The latest signal of Russia’s intent to strengthen its political and economic partnership with Zimbabwe is its $3 billion commitment to partner with us to develop our largest platinum mine. This deal, signed in September 2014 in the capital Harare, involves the joint Zimbabwean-Russian development of the nearby Darwendale mine. Russian companies will finance the project, plan and carry out the technical work involved in opening the mine, and supply equipment for the operation. When the mine is at capacity, it will produce 600,000 ounces of platinum a year, making it Zimbabwe’s largest platinum operation. The deal “will go a long way towards fulfilling our natural desire to elevate the level of our economic cooperation to the same level as our diplomatic cooperation,” our Foreign Minister Simbarashe Mumbengegwi noted at the signing ceremony.
We are confident that this is only the beginning of Zimbabwean-Russian cooperation in economic affairs. In addition to mining, the two governments are exploring other ventures in the energy, agriculture, manufacturing and industrial sectors.
We are delighted that Russia will be participating in next year’s Zimbabwe International Trade Fair, which will run from April 26 to 30 in Bulawayo, Zimbabwe’s second largest city. We look forward to seeing a number of Russian companies represented at this premier African trade and development event. We look forward not just to years, but to decades, of closer Zimbabwean-Russian ties.
Brigadier General Mike Nicholas Sango is Zimbabwe’s Ambassador to the Russian Federation. He can be followed on Twitter at: @ZimAmbRu .
For a major power like Russia, with the pretentions to be a global player, a question about state building in a small republic with limited international recognition is an obscure subject, just one element in the bigger political picture. However, a political crisis that unfolded in Abkhazia this year has given the discussions a new urgency.
Good relations between Russia and the United States are not normal. There is simply no objective basis for this.
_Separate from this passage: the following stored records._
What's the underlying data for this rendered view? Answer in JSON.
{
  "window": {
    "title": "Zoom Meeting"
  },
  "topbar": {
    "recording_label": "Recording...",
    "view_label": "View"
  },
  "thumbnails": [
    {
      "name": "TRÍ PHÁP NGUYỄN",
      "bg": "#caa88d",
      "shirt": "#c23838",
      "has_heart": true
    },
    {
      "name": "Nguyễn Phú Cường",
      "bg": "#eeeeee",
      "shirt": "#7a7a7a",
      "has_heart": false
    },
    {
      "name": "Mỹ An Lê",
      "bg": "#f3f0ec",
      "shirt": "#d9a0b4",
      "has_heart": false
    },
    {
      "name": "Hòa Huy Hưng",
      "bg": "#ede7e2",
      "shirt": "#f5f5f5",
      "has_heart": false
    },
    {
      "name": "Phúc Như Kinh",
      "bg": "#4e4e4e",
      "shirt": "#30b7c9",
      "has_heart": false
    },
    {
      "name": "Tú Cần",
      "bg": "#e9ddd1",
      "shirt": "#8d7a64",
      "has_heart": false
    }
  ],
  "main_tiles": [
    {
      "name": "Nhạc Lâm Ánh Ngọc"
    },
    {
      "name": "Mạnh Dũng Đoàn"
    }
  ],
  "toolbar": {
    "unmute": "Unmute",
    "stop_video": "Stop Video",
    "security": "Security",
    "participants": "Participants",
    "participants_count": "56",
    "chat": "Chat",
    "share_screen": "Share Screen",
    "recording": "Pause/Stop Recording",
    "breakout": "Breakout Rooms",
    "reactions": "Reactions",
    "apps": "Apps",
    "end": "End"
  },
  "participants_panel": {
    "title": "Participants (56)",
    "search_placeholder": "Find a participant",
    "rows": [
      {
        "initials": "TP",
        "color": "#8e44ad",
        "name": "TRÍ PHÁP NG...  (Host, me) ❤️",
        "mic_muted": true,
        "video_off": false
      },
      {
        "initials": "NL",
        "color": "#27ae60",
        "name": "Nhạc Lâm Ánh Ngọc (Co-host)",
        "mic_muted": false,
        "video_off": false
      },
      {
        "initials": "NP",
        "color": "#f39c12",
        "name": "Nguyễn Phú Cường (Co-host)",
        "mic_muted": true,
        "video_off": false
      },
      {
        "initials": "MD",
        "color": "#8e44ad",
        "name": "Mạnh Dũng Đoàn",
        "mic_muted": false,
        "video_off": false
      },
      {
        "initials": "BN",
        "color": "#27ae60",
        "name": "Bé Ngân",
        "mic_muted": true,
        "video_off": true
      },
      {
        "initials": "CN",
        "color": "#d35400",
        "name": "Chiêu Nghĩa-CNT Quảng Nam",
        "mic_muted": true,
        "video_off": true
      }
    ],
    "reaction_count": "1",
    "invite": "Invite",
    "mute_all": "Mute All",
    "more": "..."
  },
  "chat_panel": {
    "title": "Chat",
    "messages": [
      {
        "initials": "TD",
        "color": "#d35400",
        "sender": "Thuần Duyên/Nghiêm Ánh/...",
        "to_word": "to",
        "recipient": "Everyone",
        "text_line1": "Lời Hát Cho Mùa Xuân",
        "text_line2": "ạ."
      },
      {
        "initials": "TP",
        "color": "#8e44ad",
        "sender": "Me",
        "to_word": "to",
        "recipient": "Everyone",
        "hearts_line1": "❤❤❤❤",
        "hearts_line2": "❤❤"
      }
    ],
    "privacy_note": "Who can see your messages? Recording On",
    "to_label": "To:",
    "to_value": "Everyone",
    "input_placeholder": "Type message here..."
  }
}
Therefore a realistic goal is not to make relationship good, but to to make them constructive and predictable so that mutual interests are taken into account. If there is a US President who will be ready for a dialogue on these terms, then we can get out of the current crisis.
The director of Russia’s Federal Security Service has expressed his willingness to cooperate with U.S. security agencies in their fight against ISIS, following a Washington summit on combating terrorism. Russian observers identify differences in strategy and ideological approach as the key challenges to successful anti-terrorist cooperation between Russia and the United States.
For its part, Russia wants to increase its regional presence and overall weight in the Arab world, and having Egypt share the Russian narrative of regional dynamics is a way forward. There is another strategic calculation for Moscow: While it balances relatively productive relations with Iran, the Palestinians and Israel, the only real Russian ally in the region is Syrian President Bashar al-Assad, whose own position may not be so secure in the long run.